It’d be challenge, but I suspect Mars would meet it in his usual fashion: with finesse, and without batting an eye. Mars, 28, is a pro, as polished a musician and performer as anyone in pop’s upper echelons. In concert, he’s a dynamo. His eight-man backing group, the Hooligans, is one of the most exciting going, with an old-fashioned soul revue band’s blend of energy and chops, and it’s clear that Mars is in command; he is, verily, a bandleader — or to use the apt metaphor, a quarterback. In fact, Mars has a bit of both Wilson and Manning in him. Like the Seattle signal-caller, Mars is an upstart, a relative newcomer, with just two albums and four years as a star under his belt. Like Manning, he’s a natural, with Hall of Fame skills and the preternatural smarts and vision of one born to play the game.
Mars comes from a musical family, and began making music more or less as soon as he could walk. As a child, he was an Elvis Presley impersonator. You can hear, and see, the results today: There are echoes of Elvis in the lavish love-oaths of Mars’s ballads, and in the hip-swiveling kineticism of his dancing, and in the pompadour that rises, a bit preposterously, a foot or so above his head. Mars is in many respects a classicist, but not a fusty one; he has absorbed decades' worth of pop but knows how to strike a balance between yesteryear and today. The title of his debut album, Doo-Wops & Hooligans, nodded to fifties pop, but the album punched up that era’s malt-shop romanticism with sturdy beats and hip-hop-savvy production. On Unorthodox Jukebox, his superb second album, the songs take in a wide breadth of influences — the Police, Michael Jackson, Elton John, Def Leppard — but again, the music has a contemporary punch, and Mars sounds like himself, not an imitator or revivalist. Listen to the thrilling “Natalie,” with a lyric (and an eerie vocal sample) that invokes Delta blues, but a bristling, bracing sound that is pure 2014.
In short, Mars is one of those rare pop polymaths: a superb singer, songwriter, performer, and producer. He writes No. 1 hits (four and counting); he headlines arenas. Just about the only thing Mars doesn’t have is a plus-size extra-musical personality — the kind of “brand” that transfixes gossip rags and the Internet. He is, uniquely among hit-makers at his level, merely a musician — indeed, a musicians’ musician. He’s the only A-list pop star in recent memory whom you can easily imagine sitting in with any band, on any stage, in any genre, from rock to jazz to hip-hop and beyond.
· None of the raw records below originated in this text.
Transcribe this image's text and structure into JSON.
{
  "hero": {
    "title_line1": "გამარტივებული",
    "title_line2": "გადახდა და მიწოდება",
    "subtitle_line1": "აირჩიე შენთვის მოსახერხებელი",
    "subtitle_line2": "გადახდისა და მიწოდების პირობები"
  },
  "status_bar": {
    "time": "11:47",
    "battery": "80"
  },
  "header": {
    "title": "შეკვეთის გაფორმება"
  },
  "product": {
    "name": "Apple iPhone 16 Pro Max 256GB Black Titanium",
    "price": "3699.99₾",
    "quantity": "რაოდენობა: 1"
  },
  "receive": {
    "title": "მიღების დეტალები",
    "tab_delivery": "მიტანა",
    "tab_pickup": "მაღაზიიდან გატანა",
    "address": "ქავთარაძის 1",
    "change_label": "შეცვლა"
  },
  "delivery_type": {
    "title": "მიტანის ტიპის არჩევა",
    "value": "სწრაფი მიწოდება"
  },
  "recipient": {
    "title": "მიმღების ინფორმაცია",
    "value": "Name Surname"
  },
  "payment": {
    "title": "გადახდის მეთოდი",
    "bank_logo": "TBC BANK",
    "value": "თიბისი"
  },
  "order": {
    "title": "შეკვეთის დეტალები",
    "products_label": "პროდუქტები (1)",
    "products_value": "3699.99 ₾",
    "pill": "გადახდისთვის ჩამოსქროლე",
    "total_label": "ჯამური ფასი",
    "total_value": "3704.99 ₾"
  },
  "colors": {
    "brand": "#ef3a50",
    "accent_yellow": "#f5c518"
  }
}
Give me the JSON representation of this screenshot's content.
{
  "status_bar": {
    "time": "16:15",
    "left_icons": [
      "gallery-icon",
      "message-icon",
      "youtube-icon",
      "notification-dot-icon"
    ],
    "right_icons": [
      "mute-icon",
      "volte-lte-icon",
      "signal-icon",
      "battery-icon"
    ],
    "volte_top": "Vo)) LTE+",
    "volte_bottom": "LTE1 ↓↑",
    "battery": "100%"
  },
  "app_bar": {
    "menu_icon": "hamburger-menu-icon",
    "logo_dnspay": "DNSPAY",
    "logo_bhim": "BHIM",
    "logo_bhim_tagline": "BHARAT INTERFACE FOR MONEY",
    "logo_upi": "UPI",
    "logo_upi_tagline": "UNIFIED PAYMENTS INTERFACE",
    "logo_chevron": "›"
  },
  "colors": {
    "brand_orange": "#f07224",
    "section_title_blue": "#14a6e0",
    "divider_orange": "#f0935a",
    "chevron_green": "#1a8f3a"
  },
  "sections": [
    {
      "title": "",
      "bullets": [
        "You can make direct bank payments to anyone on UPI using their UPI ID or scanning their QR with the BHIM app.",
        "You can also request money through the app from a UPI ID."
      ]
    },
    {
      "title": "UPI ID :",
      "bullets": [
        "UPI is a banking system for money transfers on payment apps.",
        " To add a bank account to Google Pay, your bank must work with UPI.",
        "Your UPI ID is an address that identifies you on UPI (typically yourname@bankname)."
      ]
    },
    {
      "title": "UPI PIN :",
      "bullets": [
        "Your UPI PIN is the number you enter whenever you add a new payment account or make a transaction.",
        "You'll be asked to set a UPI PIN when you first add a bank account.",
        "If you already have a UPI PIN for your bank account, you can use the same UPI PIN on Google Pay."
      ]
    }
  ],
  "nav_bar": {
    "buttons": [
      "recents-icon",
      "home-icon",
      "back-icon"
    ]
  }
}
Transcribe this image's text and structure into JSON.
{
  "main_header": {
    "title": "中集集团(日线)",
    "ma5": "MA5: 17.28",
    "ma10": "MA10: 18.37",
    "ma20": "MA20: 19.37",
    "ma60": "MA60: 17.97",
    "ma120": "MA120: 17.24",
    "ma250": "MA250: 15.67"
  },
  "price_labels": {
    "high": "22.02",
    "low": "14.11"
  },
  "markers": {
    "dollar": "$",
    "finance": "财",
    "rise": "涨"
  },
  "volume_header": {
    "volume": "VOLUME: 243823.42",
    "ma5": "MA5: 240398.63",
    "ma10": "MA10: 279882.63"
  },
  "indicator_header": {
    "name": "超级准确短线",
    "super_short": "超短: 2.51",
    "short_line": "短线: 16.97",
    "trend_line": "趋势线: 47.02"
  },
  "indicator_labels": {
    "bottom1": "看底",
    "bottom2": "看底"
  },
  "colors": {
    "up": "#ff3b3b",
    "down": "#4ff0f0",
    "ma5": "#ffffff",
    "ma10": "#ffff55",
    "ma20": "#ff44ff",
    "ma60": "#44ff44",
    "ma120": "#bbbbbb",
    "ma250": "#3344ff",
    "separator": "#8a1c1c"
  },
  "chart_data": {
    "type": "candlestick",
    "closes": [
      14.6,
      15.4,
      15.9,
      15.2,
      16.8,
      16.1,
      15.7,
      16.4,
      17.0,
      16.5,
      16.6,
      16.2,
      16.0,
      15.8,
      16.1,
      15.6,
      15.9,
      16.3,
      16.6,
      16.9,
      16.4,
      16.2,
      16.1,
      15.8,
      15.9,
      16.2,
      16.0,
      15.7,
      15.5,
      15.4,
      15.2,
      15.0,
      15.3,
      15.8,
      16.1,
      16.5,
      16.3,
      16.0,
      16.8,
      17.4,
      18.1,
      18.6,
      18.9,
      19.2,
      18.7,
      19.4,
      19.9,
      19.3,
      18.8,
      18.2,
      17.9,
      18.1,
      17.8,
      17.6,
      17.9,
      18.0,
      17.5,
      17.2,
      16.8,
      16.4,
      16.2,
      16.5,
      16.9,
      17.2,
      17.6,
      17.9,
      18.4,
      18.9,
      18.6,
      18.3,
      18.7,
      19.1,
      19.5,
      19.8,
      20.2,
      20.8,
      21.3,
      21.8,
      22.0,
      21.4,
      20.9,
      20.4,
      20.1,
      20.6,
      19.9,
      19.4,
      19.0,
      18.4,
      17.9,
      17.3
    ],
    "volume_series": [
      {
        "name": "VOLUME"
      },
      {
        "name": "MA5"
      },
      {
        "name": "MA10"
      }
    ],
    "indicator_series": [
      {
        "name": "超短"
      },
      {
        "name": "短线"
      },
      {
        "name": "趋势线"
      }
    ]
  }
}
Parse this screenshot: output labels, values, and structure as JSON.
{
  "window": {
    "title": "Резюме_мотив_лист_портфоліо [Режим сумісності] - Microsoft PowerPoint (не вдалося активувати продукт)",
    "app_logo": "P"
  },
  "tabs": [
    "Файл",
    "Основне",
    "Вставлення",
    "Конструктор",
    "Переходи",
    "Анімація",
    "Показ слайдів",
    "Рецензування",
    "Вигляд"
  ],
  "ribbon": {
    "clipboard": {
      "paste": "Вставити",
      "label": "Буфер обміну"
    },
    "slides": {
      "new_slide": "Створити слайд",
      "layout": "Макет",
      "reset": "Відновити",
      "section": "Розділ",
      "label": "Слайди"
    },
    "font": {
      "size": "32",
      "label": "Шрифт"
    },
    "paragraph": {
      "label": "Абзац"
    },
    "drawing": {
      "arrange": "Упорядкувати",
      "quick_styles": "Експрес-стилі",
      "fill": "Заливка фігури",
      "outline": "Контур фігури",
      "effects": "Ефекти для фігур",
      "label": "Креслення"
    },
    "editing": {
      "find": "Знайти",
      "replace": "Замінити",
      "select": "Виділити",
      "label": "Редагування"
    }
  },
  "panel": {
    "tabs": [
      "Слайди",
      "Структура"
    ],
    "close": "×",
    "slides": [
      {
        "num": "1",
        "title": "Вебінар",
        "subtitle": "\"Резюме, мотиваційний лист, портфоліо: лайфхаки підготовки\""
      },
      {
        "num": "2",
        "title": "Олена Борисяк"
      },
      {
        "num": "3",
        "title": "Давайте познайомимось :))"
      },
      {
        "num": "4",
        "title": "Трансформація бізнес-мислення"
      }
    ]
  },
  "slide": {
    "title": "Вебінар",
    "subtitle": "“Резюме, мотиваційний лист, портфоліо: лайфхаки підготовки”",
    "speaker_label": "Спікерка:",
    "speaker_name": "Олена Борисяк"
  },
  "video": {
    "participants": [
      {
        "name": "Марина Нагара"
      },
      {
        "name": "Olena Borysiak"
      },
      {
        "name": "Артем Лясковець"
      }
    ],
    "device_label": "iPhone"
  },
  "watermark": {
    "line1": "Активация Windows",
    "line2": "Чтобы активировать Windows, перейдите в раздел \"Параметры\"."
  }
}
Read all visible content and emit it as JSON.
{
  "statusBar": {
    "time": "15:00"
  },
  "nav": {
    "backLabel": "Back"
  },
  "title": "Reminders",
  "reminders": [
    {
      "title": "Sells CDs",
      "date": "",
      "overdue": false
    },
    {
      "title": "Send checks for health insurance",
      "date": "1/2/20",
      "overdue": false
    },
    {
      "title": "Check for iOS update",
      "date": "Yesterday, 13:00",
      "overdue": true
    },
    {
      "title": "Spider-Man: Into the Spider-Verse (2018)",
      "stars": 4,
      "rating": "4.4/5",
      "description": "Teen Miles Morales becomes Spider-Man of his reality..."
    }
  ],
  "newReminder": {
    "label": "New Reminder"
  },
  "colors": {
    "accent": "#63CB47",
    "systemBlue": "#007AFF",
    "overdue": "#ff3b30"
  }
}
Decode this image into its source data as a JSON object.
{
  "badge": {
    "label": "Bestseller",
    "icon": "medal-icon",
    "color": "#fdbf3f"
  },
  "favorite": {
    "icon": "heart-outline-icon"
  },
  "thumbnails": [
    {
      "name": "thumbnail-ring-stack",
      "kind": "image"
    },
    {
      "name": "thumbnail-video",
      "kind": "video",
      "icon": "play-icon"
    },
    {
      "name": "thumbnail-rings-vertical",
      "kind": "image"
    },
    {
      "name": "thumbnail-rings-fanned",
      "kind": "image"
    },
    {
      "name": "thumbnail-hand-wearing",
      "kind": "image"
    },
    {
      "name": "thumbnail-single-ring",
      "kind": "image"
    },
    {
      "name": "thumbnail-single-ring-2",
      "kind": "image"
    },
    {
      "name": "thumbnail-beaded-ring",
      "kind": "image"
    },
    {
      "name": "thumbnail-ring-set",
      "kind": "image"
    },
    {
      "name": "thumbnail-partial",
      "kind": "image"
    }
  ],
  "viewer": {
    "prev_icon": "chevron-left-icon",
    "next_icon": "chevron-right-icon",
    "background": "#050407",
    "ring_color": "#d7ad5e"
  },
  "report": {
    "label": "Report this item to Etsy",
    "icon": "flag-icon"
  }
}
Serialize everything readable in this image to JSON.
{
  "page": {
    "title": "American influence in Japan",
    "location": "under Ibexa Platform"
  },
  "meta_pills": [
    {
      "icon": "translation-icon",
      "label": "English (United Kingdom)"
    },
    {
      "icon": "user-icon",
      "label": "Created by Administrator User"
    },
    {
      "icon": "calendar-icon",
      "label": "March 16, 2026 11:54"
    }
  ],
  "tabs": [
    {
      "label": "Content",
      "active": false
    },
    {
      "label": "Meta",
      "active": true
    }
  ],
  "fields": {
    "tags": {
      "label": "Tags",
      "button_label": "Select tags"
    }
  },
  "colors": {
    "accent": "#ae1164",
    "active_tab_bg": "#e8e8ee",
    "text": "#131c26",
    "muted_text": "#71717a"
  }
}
But how will he fare on the biggest possible stage, at halftime? Some clearly have their doubts. The late addition of old reliable funk-rock horndogs Red Hot Chili Peppers to the bill must betray concerns by those in charge about Mars’s drawing power.
I suspect all those fears will be put to rest when Mars and his band lean into “Locked Out of Heaven” and “Treasure” on Sunday night. For those millions who have only a vague sense of who Mars is, the halftime show should make intriguing viewing. They’ll meet a man who, among other things, looks like Obama’s America. Like the president, Mars is from Honolulu; like the president, he is multiracial, the child of a half–Puerto Rican, half-Jewish father and a Filipina immigrant mother. Newcomers to Mars will encounter a singer who, more than most his age, can straddle generations, with the songbook and showbiz suavity to speak to hip-hop kids, to classic-rock and -soul middle-aged types, and even to Elvis- and Sinatra-loving oldsters.
Again, the appeal here is strictly musical — Mars’s credentials are those of ferociously talented professional. Mars may never be weird enough, or aggressively egotistical enough, to compete in the twenty-first-century fame-stakes. After Sunday, though, he may have, for the first time, an item on his CV with an air of legend about it: The little guy with the big hair who rocked Met Life Stadium at halftime of Super Bowl XLVIII. Possibly — for the sake of drama, hopefully — in a blizzard.